*** Records shown
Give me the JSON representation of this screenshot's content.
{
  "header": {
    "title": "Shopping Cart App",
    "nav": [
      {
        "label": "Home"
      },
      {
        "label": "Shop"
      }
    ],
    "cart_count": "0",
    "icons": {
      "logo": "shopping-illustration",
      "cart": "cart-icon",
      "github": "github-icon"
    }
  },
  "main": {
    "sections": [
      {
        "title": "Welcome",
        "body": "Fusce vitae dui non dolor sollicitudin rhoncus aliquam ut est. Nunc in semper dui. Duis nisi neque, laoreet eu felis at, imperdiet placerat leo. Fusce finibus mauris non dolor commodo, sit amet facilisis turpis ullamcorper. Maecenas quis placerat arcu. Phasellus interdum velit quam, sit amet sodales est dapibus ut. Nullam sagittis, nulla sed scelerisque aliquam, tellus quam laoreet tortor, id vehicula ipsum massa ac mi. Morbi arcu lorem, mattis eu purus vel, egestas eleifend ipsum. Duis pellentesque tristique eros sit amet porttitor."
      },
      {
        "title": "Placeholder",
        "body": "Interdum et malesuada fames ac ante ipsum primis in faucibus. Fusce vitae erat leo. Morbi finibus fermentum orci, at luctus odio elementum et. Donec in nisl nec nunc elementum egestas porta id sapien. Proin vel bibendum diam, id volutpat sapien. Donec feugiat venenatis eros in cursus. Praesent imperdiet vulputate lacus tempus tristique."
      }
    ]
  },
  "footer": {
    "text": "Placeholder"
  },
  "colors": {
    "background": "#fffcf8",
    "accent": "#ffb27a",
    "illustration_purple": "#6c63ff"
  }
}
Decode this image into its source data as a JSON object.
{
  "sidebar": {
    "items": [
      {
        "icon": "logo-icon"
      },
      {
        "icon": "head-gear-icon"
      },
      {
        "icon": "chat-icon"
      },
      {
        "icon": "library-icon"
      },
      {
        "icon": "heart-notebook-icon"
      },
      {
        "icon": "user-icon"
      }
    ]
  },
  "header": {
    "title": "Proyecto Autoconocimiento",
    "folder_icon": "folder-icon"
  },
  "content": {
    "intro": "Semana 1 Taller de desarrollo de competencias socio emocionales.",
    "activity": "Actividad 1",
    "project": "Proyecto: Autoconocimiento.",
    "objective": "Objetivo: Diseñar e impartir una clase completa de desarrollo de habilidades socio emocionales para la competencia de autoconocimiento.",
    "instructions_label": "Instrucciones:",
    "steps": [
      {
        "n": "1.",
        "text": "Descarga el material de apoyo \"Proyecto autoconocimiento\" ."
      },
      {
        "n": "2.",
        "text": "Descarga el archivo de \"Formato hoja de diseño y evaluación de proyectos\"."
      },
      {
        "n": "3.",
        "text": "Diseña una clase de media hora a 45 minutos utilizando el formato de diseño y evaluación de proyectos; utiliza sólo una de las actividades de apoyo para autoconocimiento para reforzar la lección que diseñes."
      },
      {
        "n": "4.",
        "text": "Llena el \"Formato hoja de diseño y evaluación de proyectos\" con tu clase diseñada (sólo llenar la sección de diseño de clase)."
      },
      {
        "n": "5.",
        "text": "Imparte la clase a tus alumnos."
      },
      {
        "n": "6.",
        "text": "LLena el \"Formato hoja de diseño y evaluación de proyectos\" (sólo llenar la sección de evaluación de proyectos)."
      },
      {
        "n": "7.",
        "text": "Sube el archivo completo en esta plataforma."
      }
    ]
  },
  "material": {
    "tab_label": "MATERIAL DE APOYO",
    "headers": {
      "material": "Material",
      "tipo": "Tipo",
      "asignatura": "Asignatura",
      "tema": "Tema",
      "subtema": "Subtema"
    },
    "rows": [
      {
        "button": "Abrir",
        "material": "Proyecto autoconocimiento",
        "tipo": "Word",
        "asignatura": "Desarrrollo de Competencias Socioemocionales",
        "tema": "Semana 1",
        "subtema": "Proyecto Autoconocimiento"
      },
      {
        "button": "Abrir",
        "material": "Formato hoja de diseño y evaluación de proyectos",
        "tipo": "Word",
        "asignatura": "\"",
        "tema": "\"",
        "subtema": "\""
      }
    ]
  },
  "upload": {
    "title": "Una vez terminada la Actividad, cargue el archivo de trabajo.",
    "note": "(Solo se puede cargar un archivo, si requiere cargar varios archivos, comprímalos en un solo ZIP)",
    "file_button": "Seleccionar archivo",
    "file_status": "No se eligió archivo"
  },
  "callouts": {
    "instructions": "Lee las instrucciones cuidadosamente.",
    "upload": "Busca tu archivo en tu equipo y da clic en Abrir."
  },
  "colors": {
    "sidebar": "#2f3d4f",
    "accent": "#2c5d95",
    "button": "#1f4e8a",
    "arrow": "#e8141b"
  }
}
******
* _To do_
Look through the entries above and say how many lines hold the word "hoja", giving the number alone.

* _Task response_
4